DATA FOR ANALYSIS:
##############################

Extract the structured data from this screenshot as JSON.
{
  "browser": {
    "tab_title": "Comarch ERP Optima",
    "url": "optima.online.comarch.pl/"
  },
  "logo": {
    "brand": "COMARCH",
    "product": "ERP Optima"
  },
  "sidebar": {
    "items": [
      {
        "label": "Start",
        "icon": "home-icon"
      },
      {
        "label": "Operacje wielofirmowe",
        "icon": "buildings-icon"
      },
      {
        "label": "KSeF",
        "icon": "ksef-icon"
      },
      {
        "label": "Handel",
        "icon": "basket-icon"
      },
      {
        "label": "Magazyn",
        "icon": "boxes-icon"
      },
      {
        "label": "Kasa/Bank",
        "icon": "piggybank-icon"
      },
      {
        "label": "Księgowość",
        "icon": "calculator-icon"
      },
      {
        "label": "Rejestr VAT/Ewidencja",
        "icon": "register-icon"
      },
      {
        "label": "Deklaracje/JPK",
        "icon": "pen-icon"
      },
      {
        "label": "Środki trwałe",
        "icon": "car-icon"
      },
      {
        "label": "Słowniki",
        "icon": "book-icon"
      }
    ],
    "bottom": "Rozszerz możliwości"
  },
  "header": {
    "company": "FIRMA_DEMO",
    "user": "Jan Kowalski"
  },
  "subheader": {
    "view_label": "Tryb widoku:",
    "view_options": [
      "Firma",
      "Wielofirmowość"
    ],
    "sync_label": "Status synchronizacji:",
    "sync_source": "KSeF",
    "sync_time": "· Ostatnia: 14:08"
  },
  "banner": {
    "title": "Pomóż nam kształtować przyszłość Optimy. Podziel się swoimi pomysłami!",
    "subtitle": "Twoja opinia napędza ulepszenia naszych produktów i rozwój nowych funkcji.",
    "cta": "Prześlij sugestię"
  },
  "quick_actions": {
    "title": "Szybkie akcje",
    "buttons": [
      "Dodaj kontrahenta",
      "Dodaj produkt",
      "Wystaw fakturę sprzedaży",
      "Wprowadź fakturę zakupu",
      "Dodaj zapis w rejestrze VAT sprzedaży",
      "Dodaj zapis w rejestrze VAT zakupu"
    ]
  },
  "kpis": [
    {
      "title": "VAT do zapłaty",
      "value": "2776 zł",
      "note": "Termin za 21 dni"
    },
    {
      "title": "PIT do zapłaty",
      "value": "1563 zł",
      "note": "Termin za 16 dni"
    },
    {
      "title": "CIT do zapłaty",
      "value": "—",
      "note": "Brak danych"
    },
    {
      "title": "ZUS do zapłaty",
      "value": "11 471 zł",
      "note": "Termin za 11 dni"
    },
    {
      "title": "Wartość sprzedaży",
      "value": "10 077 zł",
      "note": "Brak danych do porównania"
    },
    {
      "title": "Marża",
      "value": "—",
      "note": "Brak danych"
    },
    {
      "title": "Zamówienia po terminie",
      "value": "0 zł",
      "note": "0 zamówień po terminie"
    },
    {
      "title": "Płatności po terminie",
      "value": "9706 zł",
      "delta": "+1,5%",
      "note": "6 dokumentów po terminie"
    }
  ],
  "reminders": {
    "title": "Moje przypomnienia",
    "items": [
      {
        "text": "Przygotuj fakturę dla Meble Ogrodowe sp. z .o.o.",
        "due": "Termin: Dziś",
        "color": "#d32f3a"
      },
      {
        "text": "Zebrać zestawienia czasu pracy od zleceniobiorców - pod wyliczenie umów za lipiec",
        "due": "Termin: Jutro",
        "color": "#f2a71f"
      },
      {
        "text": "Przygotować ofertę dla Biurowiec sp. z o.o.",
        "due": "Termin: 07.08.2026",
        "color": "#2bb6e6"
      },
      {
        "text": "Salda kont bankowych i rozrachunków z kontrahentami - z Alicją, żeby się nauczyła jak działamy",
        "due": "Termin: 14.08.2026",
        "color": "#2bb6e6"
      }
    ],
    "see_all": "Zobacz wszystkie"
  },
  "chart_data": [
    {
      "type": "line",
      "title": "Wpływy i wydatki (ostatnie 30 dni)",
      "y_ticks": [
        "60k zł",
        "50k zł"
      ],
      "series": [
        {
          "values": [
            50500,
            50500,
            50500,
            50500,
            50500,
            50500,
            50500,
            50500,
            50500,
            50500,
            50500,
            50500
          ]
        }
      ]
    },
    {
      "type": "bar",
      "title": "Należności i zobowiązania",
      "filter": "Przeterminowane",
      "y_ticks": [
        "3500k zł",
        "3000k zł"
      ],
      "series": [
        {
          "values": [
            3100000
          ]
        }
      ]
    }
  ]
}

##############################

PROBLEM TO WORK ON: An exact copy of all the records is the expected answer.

ANSWER TO THIS TASK:
Extract the structured data from this screenshot as JSON.
{
  "browser": {
    "tab_title": "Comarch ERP Optima",
    "url": "optima.online.comarch.pl/"
  },
  "logo": {
    "brand": "COMARCH",
    "product": "ERP Optima"
  },
  "sidebar": {
    "items": [
      {
        "label": "Start",
        "icon": "home-icon"
      },
      {
        "label": "Operacje wielofirmowe",
        "icon": "buildings-icon"
      },
      {
        "label": "KSeF",
        "icon": "ksef-icon"
      },
      {
        "label": "Handel",
        "icon": "basket-icon"
      },
      {
        "label": "Magazyn",
        "icon": "boxes-icon"
      },
      {
        "label": "Kasa/Bank",
        "icon": "piggybank-icon"
      },
      {
        "label": "Księgowość",
        "icon": "calculator-icon"
      },
      {
        "label": "Rejestr VAT/Ewidencja",
        "icon": "register-icon"
      },
      {
        "label": "Deklaracje/JPK",
        "icon": "pen-icon"
      },
      {
        "label": "Środki trwałe",
        "icon": "car-icon"
      },
      {
        "label": "Słowniki",
        "icon": "book-icon"
      }
    ],
    "bottom": "Rozszerz możliwości"
  },
  "header": {
    "company": "FIRMA_DEMO",
    "user": "Jan Kowalski"
  },
  "subheader": {
    "view_label": "Tryb widoku:",
    "view_options": [
      "Firma",
      "Wielofirmowość"
    ],
    "sync_label": "Status synchronizacji:",
    "sync_source": "KSeF",
    "sync_time": "· Ostatnia: 14:08"
  },
  "banner": {
    "title": "Pomóż nam kształtować przyszłość Optimy. Podziel się swoimi pomysłami!",
    "subtitle": "Twoja opinia napędza ulepszenia naszych produktów i rozwój nowych funkcji.",
    "cta": "Prześlij sugestię"
  },
  "quick_actions": {
    "title": "Szybkie akcje",
    "buttons": [
      "Dodaj kontrahenta",
      "Dodaj produkt",
      "Wystaw fakturę sprzedaży",
      "Wprowadź fakturę zakupu",
      "Dodaj zapis w rejestrze VAT sprzedaży",
      "Dodaj zapis w rejestrze VAT zakupu"
    ]
  },
  "kpis": [
    {
      "title": "VAT do zapłaty",
      "value": "2776 zł",
      "note": "Termin za 21 dni"
    },
    {
      "title": "PIT do zapłaty",
      "value": "1563 zł",
      "note": "Termin za 16 dni"
    },
    {
      "title": "CIT do zapłaty",
      "value": "—",
      "note": "Brak danych"
    },
    {
      "title": "ZUS do zapłaty",
      "value": "11 471 zł",
      "note": "Termin za 11 dni"
    },
    {
      "title": "Wartość sprzedaży",
      "value": "10 077 zł",
      "note": "Brak danych do porównania"
    },
    {
      "title": "Marża",
      "value": "—",
      "note": "Brak danych"
    },
    {
      "title": "Zamówienia po terminie",
      "value": "0 zł",
      "note": "0 zamówień po terminie"
    },
    {
      "title": "Płatności po terminie",
      "value": "9706 zł",
      "delta": "+1,5%",
      "note": "6 dokumentów po terminie"
    }
  ],
  "reminders": {
    "title": "Moje przypomnienia",
    "items": [
      {
        "text": "Przygotuj fakturę dla Meble Ogrodowe sp. z .o.o.",
        "due": "Termin: Dziś",
        "color": "#d32f3a"
      },
      {
        "text": "Zebrać zestawienia czasu pracy od zleceniobiorców - pod wyliczenie umów za lipiec",
        "due": "Termin: Jutro",
        "color": "#f2a71f"
      },
      {
        "text": "Przygotować ofertę dla Biurowiec sp. z o.o.",
        "due": "Termin: 07.08.2026",
        "color": "#2bb6e6"
      },
      {
        "text": "Salda kont bankowych i rozrachunków z kontrahentami - z Alicją, żeby się nauczyła jak działamy",
        "due": "Termin: 14.08.2026",
        "color": "#2bb6e6"
      }
    ],
    "see_all": "Zobacz wszystkie"
  },
  "chart_data": [
    {
      "type": "line",
      "title": "Wpływy i wydatki (ostatnie 30 dni)",
      "y_ticks": [
        "60k zł",
        "50k zł"
      ],
      "series": [
        {
          "values": [
            50500,
            50500,
            50500,
            50500,
            50500,
            50500,
            50500,
            50500,
            50500,
            50500,
            50500,
            50500
          ]
        }
      ]
    },
    {
      "type": "bar",
      "title": "Należności i zobowiązania",
      "filter": "Przeterminowane",
      "y_ticks": [
        "3500k zł",
        "3000k zł"
      ],
      "series": [
        {
          "values": [
            3100000
          ]
        }
      ]
    }
  ]
}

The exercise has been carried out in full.